This year, USDA estimates there are 6 million feral swine in the US creating issues for traditional livestock production, natural resources, and other species. To address these ongoing issues, including domestic and foreign disease surveillance priorities of feral swine, USDA convened a technical working group consisting of swine industry representatives, state and federal animal health officials, university, and wildlife experts, including Dr. Paul Sundberg, executive director of the Swine Health Information Center. Dr. Harry Snelson, American Association of Swine Veterinarians, Dr. Dave Pyburn and Dr. Patrick Webb, National Pork Board, Dr. Liz Wagstrom, National Pork Producers Council and Bobby Acord, a consultant with the National Pork Producers Council, also participated. The published review and recommendations report was a collaborative effort between USDA and the other groups for the purpose of addressing the feral swine threat to domestic swine health.
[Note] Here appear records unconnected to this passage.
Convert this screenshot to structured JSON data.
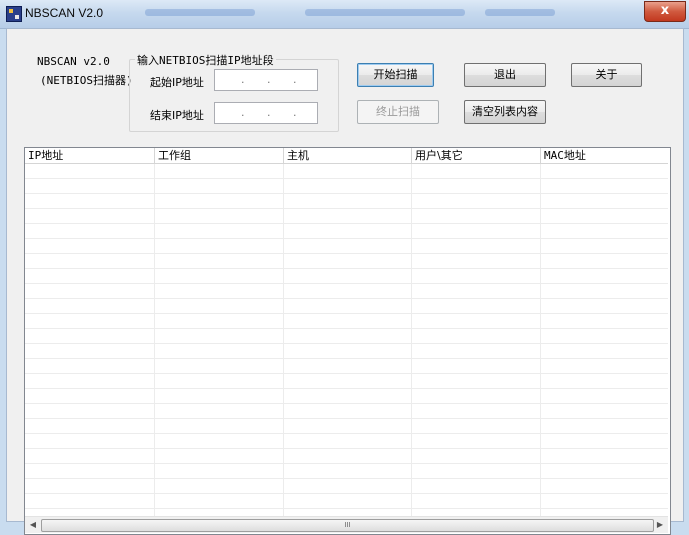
{
  "window": {
    "title": "NBSCAN V2.0",
    "close_glyph": "x"
  },
  "app": {
    "name_line1": "NBSCAN v2.0",
    "name_line2": "(NETBIOS扫描器)"
  },
  "ip_group": {
    "caption": "输入NETBIOS扫描IP地址段",
    "start_label": "起始IP地址",
    "end_label": "结束IP地址",
    "start_ip": [
      "",
      "",
      "",
      ""
    ],
    "end_ip": [
      "",
      "",
      "",
      ""
    ]
  },
  "buttons": {
    "start": "开始扫描",
    "exit": "退出",
    "about": "关于",
    "stop": "终止扫描",
    "clear": "清空列表内容"
  },
  "list": {
    "columns": [
      "IP地址",
      "工作组",
      "主机",
      "用户\\其它",
      "MAC地址"
    ],
    "rows": []
  },
  "scrollbar": {
    "thumb_glyph": "III",
    "left_arrow": "◀",
    "right_arrow": "▶"
  },
  "colors": {
    "titlebar": "#c6d9ee",
    "close_button": "#c2381f",
    "client_bg": "#f0f0f0"
  }
}
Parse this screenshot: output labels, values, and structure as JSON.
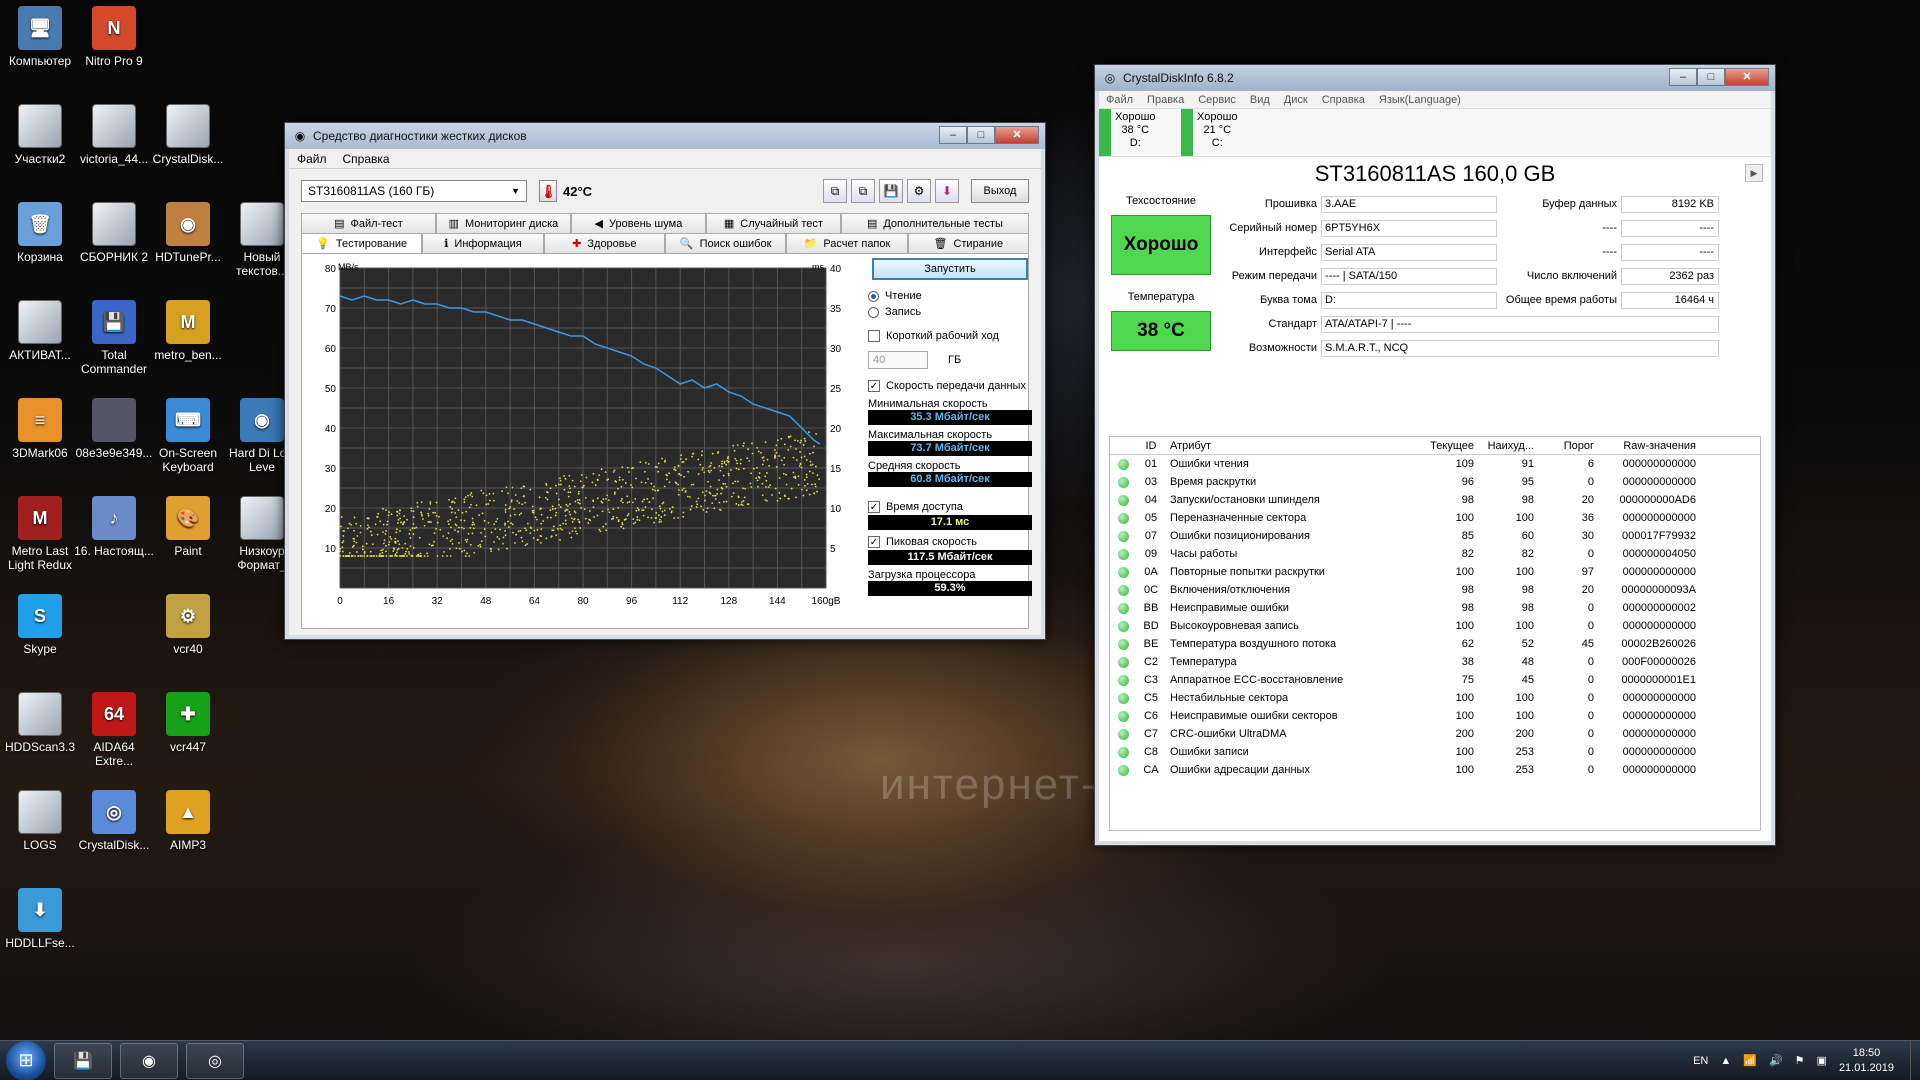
{
  "desktop": {
    "icons": [
      {
        "label": "Компьютер",
        "glyph": "🖥"
      },
      {
        "label": "Nitro Pro 9",
        "glyph": "N"
      },
      {
        "label": "Участки2",
        "glyph": ""
      },
      {
        "label": "victoria_44...",
        "glyph": ""
      },
      {
        "label": "CrystalDisk...",
        "glyph": ""
      },
      {
        "label": "Корзина",
        "glyph": "🗑"
      },
      {
        "label": "СБОРНИК 2",
        "glyph": ""
      },
      {
        "label": "HDTunePr...",
        "glyph": "◉"
      },
      {
        "label": "Новый текстов...",
        "glyph": ""
      },
      {
        "label": "АКТИВАТ...",
        "glyph": ""
      },
      {
        "label": "Total Commander",
        "glyph": "💾"
      },
      {
        "label": "metro_ben...",
        "glyph": "M"
      },
      {
        "label": "3DMark06",
        "glyph": "≡"
      },
      {
        "label": "08e3e9e349...",
        "glyph": ""
      },
      {
        "label": "On-Screen Keyboard",
        "glyph": "⌨"
      },
      {
        "label": "Hard Di Low Leve",
        "glyph": "◉"
      },
      {
        "label": "Metro Last Light Redux",
        "glyph": "M"
      },
      {
        "label": "16. Настоящ...",
        "glyph": "♪"
      },
      {
        "label": "Paint",
        "glyph": "🎨"
      },
      {
        "label": "Низкоур Формат_",
        "glyph": ""
      },
      {
        "label": "Skype",
        "glyph": "S"
      },
      {
        "label": "vcr40",
        "glyph": "⚙"
      },
      {
        "label": "HDDScan3.3",
        "glyph": ""
      },
      {
        "label": "AIDA64 Extre...",
        "glyph": "64"
      },
      {
        "label": "vcr447",
        "glyph": "✚"
      },
      {
        "label": "LOGS",
        "glyph": ""
      },
      {
        "label": "CrystalDisk...",
        "glyph": "◎"
      },
      {
        "label": "AIMP3",
        "glyph": "▲"
      },
      {
        "label": "HDDLLFse...",
        "glyph": "⬇"
      }
    ],
    "watermark": "интернет-аукцион"
  },
  "hdtune": {
    "title": "Средство диагностики жестких дисков",
    "menu": [
      "Файл",
      "Справка"
    ],
    "drive": "ST3160811AS (160 ГБ)",
    "temperature": "42°C",
    "exit_label": "Выход",
    "tabs_row1": [
      "Файл-тест",
      "Мониторинг диска",
      "Уровень шума",
      "Случайный тест",
      "Дополнительные тесты"
    ],
    "tabs_row2": [
      "Тестирование",
      "Информация",
      "Здоровье",
      "Поиск ошибок",
      "Расчет папок",
      "Стирание"
    ],
    "start_label": "Запустить",
    "read_label": "Чтение",
    "write_label": "Запись",
    "short_stroke_label": "Короткий рабочий ход",
    "short_stroke_value": "40",
    "gb_label": "ГБ",
    "transfer_label": "Скорость передачи данных",
    "min_label": "Минимальная скорость",
    "min_value": "35.3 Мбайт/сек",
    "max_label": "Максимальная скорость",
    "max_value": "73.7 Мбайт/сек",
    "avg_label": "Средняя скорость",
    "avg_value": "60.8 Мбайт/сек",
    "access_label": "Время доступа",
    "access_value": "17.1 мс",
    "burst_label": "Пиковая скорость",
    "burst_value": "117.5 Мбайт/сек",
    "cpu_label": "Загрузка процессора",
    "cpu_value": "59.3%"
  },
  "chart_data": {
    "type": "line",
    "ylabel": "MB/s",
    "y2label": "ms",
    "x_ticks": [
      "0",
      "16",
      "32",
      "48",
      "64",
      "80",
      "96",
      "112",
      "128",
      "144",
      "160gB"
    ],
    "y_ticks": [
      80,
      70,
      60,
      50,
      40,
      30,
      20,
      10
    ],
    "y2_ticks": [
      40,
      35,
      30,
      25,
      20,
      15,
      10,
      5
    ],
    "xlim": [
      0,
      160
    ],
    "ylim": [
      0,
      80
    ],
    "y2lim": [
      0,
      40
    ],
    "series": [
      {
        "values_x": [
          0,
          4,
          8,
          12,
          16,
          20,
          24,
          28,
          32,
          36,
          40,
          44,
          48,
          52,
          56,
          60,
          64,
          68,
          72,
          76,
          80,
          84,
          88,
          92,
          96,
          100,
          104,
          108,
          112,
          116,
          120,
          124,
          128,
          132,
          136,
          140,
          144,
          148,
          152,
          156,
          158
        ],
        "values_y": [
          73,
          72,
          73,
          72,
          72,
          71,
          72,
          71,
          71,
          70,
          70,
          69,
          69,
          68,
          67,
          67,
          66,
          65,
          64,
          63,
          63,
          61,
          60,
          59,
          58,
          56,
          55,
          53,
          51,
          52,
          50,
          51,
          49,
          48,
          46,
          45,
          44,
          43,
          40,
          37,
          36
        ]
      },
      {
        "type": "scatter",
        "access_min_ms": [
          17,
          9
        ],
        "access_max_ms": [
          26,
          12
        ]
      }
    ],
    "grid": true
  },
  "cdi": {
    "title": "CrystalDiskInfo 6.8.2",
    "menu": [
      "Файл",
      "Правка",
      "Сервис",
      "Вид",
      "Диск",
      "Справка",
      "Язык(Language)"
    ],
    "drives": [
      {
        "status": "Хорошо",
        "temp": "38 °C",
        "letter": "D:"
      },
      {
        "status": "Хорошо",
        "temp": "21 °C",
        "letter": "C:"
      }
    ],
    "model": "ST3160811AS 160,0 GB",
    "health_label": "Техсостояние",
    "health_value": "Хорошо",
    "temp_label": "Температура",
    "temp_value": "38 °C",
    "fields": [
      {
        "label": "Прошивка",
        "value": "3.AAE"
      },
      {
        "label": "Серийный номер",
        "value": "6PT5YH6X"
      },
      {
        "label": "Интерфейс",
        "value": "Serial ATA"
      },
      {
        "label": "Режим передачи",
        "value": "---- | SATA/150"
      },
      {
        "label": "Буква тома",
        "value": "D:"
      }
    ],
    "right_fields": [
      {
        "label": "Буфер данных",
        "value": "8192 KB"
      },
      {
        "label": "----",
        "value": "----"
      },
      {
        "label": "----",
        "value": "----"
      },
      {
        "label": "Число включений",
        "value": "2362 раз"
      },
      {
        "label": "Общее время работы",
        "value": "16464 ч"
      }
    ],
    "standard_label": "Стандарт",
    "standard_value": "ATA/ATAPI-7 | ----",
    "features_label": "Возможности",
    "features_value": "S.M.A.R.T., NCQ",
    "attr_headers": [
      "ID",
      "Атрибут",
      "Текущее",
      "Наихуд...",
      "Порог",
      "Raw-значения"
    ],
    "attributes": [
      [
        "01",
        "Ошибки чтения",
        "109",
        "91",
        "6",
        "000000000000"
      ],
      [
        "03",
        "Время раскрутки",
        "96",
        "95",
        "0",
        "000000000000"
      ],
      [
        "04",
        "Запуски/остановки шпинделя",
        "98",
        "98",
        "20",
        "000000000AD6"
      ],
      [
        "05",
        "Переназначенные сектора",
        "100",
        "100",
        "36",
        "000000000000"
      ],
      [
        "07",
        "Ошибки позиционирования",
        "85",
        "60",
        "30",
        "000017F79932"
      ],
      [
        "09",
        "Часы работы",
        "82",
        "82",
        "0",
        "000000004050"
      ],
      [
        "0A",
        "Повторные попытки раскрутки",
        "100",
        "100",
        "97",
        "000000000000"
      ],
      [
        "0C",
        "Включения/отключения",
        "98",
        "98",
        "20",
        "00000000093A"
      ],
      [
        "BB",
        "Неисправимые ошибки",
        "98",
        "98",
        "0",
        "000000000002"
      ],
      [
        "BD",
        "Высокоуровневая запись",
        "100",
        "100",
        "0",
        "000000000000"
      ],
      [
        "BE",
        "Температура воздушного потока",
        "62",
        "52",
        "45",
        "00002B260026"
      ],
      [
        "C2",
        "Температура",
        "38",
        "48",
        "0",
        "000F00000026"
      ],
      [
        "C3",
        "Аппаратное ECC-восстановление",
        "75",
        "45",
        "0",
        "0000000001E1"
      ],
      [
        "C5",
        "Нестабильные сектора",
        "100",
        "100",
        "0",
        "000000000000"
      ],
      [
        "C6",
        "Неисправимые ошибки секторов",
        "100",
        "100",
        "0",
        "000000000000"
      ],
      [
        "C7",
        "CRC-ошибки UltraDMA",
        "200",
        "200",
        "0",
        "000000000000"
      ],
      [
        "C8",
        "Ошибки записи",
        "100",
        "253",
        "0",
        "000000000000"
      ],
      [
        "CA",
        "Ошибки адресации данных",
        "100",
        "253",
        "0",
        "000000000000"
      ]
    ]
  },
  "taskbar": {
    "lang": "EN",
    "time": "18:50",
    "date": "21.01.2019",
    "start_glyph": "⊞"
  }
}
In an article published in the Journal of Animal Science (2020, Vol. 98, No. 8, 1-3), “Perspectives on the past, present, and future of feral swine disease surveillance in the United States,” progress in management of feral swine is detailed. In describing the importance of feral swine management, authors write, “The rapid global spread of ASF (African swine fever) virus in the last 1-2 years in both domestic and wild swine has highlighted the need for vigilant surveillance and demonstrated the devastating impact of a foreign animal disease due to mortality, production losses, and restrictions to international trade.”
The National Feral Swine Damage Management Program (NFSP) was created in 2014 with the mission of managing feral swine disease damage. Per the published report, about 3000 samples from feral swine are tested each year for antibodies against classical swine fever (CSF), swine brucellosis (SB), and pseudorabies (PRV). A targeted surveillance program prioritizes counties based on existing feral swine populations, domestic pork production, landfills, and other disease-driven factors.
USDA Animal Plant Health Inspection Service (APHIS) established eight priorities for NFSP in 2018. A full review of the priorities is available here. In brief, they are:
Progress on each of these priorities is included in the report which also includes 2020 direction and priorities for NFSP. An updated framework for surveillance was designed. The first priority for the revised system was function as an FAD surveillance system. Specifically it focuses on CSF (serologic) and ASF (morbidity and mortality) as well as FMD (syndromic). Another priority was for the framework to be nimble enough to respond to emerging threats. Further details on 2020 direction are included in the full report.
As the world deals with the COVID-19 pandemic, SHIC continues to focus efforts on prevention, preparedness, and response to novel and emerging swine disease for the benefit of US swine health. As a conduit of information and research, SHIC encourages sharing of its publications and research. Forward, reprint, and quote SHIC material freely. SHIC is funded by America’s pork producers to fulfill its mission to protect and enhance the health of the US swine herd. For more information, visit http://www.swinehealth.org or contact Dr. Sundberg at email@example.com.